Despite the allegation, prosecutors say Lynn and other high-ranking church officials assigned Avery to the parish, where he had access to minors and where he abused the fifth-grader in the sacristy.

Testimony has been heated as teary witnesses have taken the stand, describing the alleged abuse by dozens of diocesan priests during overnight stays, at vacation homes or at parish rectories.

The trial has provided a rare behind-the-scenes portrait of one of the largest Catholic archdioceses in the United States, with nearly 1.5 million members. In addition to the graphic testimony, hundreds of pages of internal personnel files of priests accused of child sexual abuse – some of them confidential – are now part of the court record.

Two separate grand jury reports accused the archdiocese of failing to investigate claims of sexual abuse of children by priests.

A 2011 report led the Philadelphia District Attorney’s Office to criminally charge four Philadelphia priests and a parochial school teacher with raping and assaulting boys in their care, while Lynn was accused of allowing the abusive priests to have access to children.

Prosecutors also plan to call Monsignor Kevin Quirk to the witness stand next week. A West Virginia judge ordered Quirk to testify, noting he was a “necessary and material witness,” according to court documents obtained by CNN. Quirk presided over Brennan’s 1996 canonical trial for an alleged sexual abuse of a minor.
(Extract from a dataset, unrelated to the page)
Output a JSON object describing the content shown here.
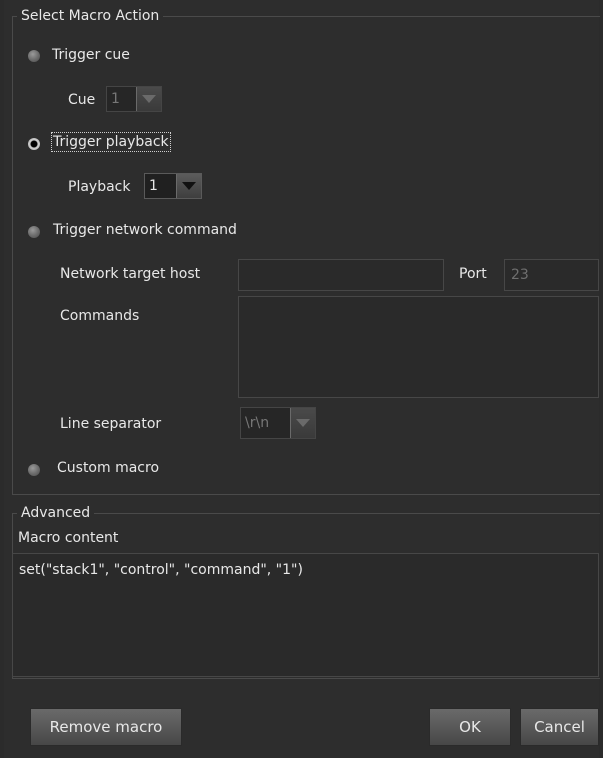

A gag order barring all parties involved in the criminal case from talking to the media imposed by a Philadelphia judge remains in effect.